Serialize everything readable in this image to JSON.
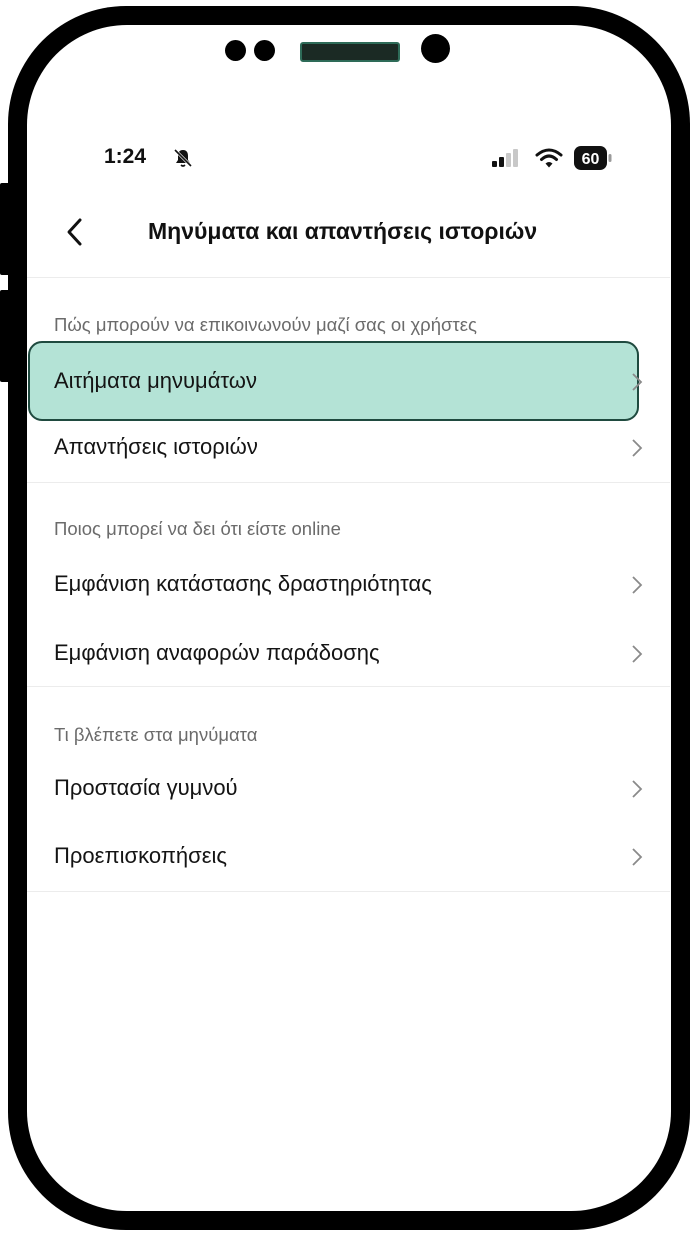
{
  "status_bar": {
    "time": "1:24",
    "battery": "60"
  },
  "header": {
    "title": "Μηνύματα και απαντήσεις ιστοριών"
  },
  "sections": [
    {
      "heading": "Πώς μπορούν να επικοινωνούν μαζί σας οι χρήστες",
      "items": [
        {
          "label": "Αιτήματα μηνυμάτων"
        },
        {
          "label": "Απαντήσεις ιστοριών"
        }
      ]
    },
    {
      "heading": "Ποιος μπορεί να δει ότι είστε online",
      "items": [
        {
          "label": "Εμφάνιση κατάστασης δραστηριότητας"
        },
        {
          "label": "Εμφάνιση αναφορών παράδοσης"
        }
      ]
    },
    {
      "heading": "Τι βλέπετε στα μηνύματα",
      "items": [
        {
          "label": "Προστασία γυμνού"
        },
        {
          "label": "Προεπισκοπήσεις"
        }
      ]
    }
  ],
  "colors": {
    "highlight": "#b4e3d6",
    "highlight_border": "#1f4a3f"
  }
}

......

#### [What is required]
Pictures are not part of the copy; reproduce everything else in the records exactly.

#### [Response to the exercise]
Serialize everything readable in this image to JSON.
{
  "status_bar": {
    "time": "1:24",
    "battery": "60"
  },
  "header": {
    "title": "Μηνύματα και απαντήσεις ιστοριών"
  },
  "sections": [
    {
      "heading": "Πώς μπορούν να επικοινωνούν μαζί σας οι χρήστες",
      "items": [
        {
          "label": "Αιτήματα μηνυμάτων"
        },
        {
          "label": "Απαντήσεις ιστοριών"
        }
      ]
    },
    {
      "heading": "Ποιος μπορεί να δει ότι είστε online",
      "items": [
        {
          "label": "Εμφάνιση κατάστασης δραστηριότητας"
        },
        {
          "label": "Εμφάνιση αναφορών παράδοσης"
        }
      ]
    },
    {
      "heading": "Τι βλέπετε στα μηνύματα",
      "items": [
        {
          "label": "Προστασία γυμνού"
        },
        {
          "label": "Προεπισκοπήσεις"
        }
      ]
    }
  ],
  "colors": {
    "highlight": "#b4e3d6",
    "highlight_border": "#1f4a3f"
  }
}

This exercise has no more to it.